In Pennsylvania, you aren't allowed to shop around because the Liquor Control Board is a monopoly. If you find a store in New Jersey with a bad price, you can go to another store. Or to Maryland, Delaware, wherever. Not every little private store may be exemplary, but there can be little doubt that, taken together, private stores win on service, selection, and price.
Incidentally, I was able to find online in about 90 seconds a 2010 Yellow Tail Chardonnay in a variety of stores ranging from under $5 to $6.33 in New York, New Jersey, and Washington, while the writer of the aforementioned article merely found that Pennsylvania, at $8, was cheaper than one New Jersey store.
Dead on the money, so to speak, and the bolded bits strike home to the real problem with the PLCB: the monopolistic nature of it. They have no real competition when it comes to Pennsylvanians, and we are a captive audience, forced to buy at these stores by the coercion of law.And yet...we put up with that, and seem willing to allow legislators like Senator John Pippy run our lives and make our decisions. For God's sake, Pennsylvanians, stand up on your hind legs and act like adults. Tell your legislator that you don't need to be CONTROLLED any longer.

Thursday, June 2, 2011

Wegmans to PLCB: get these lemons out of our store

Ah, it's sweet when another dopey plan by the PLCB is a complete failure. WGAL-TV in Lancaster is reporting that the Wegmans grocery store chain has requested the PLCB to remove the wine kiosks from their stores. Check out the story here; and you can read the actual letter here. It's wonderful to be so right about something; the wine kiosks have been an unadulterated disaster. They were unwieldy, they were insulting, they were the result of graft and crap, they were another desperate and obvious attempt to stave off privatization, but worst of all, they didn't even work.
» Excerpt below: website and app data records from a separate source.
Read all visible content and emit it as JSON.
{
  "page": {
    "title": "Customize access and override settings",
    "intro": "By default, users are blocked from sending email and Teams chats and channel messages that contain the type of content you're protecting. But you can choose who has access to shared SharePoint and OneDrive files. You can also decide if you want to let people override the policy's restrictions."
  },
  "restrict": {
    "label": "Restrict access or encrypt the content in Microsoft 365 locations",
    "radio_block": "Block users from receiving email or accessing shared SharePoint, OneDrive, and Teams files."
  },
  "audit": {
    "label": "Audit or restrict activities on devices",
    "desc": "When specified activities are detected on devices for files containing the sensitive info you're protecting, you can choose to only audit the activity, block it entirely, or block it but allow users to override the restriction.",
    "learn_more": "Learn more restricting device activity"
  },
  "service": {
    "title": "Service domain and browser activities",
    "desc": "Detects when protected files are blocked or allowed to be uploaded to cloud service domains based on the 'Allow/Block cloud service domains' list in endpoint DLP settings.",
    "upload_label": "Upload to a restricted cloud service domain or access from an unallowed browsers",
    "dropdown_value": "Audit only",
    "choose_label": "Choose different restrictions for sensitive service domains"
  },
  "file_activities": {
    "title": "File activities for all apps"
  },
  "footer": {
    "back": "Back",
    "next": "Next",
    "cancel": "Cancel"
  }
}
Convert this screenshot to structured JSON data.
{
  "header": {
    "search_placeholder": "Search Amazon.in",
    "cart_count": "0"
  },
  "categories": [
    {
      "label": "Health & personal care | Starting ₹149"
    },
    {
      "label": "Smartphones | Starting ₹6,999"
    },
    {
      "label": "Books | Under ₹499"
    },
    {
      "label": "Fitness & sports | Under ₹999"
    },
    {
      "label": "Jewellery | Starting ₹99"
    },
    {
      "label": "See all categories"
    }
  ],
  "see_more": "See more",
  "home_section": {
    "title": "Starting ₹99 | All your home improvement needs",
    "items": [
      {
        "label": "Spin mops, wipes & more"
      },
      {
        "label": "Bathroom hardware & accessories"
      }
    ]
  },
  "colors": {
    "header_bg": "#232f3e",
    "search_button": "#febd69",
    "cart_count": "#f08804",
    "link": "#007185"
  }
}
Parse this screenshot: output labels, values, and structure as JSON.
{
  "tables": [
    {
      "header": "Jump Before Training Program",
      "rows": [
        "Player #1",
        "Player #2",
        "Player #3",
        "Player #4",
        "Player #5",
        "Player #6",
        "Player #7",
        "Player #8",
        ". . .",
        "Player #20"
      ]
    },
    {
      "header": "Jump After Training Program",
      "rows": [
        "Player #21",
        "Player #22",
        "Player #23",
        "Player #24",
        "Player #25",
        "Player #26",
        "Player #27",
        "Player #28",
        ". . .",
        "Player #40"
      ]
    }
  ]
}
Permit me a little gloating; it is so good to have been so right about this.
video platformvideo managementvideo solutionsvideo player

Enjoy this video from two Californians baffled and bemused by The Wonderful Wink Kiosk!

What's next? Well, it's not good, unfortunately. Because Senator John Pippy is apparently losing the guts to push for privatization. He's wimping out and talking about settling for some of the alternatives the PLCB is suggesting. I've got a better idea, Senator Pippy; how about you listen to the citizens of Pennsylvania, who continue to support privatization at a ratio of 2:1 or better? How about you consider that instead of the pleas of a bunch of entrenched bureaucrats who don't give a damn about anything but their jobs, their budgets, their secure power? Why keep this fossil, reeking of 70+ years of patronage and patronization? Cui bono, Senator?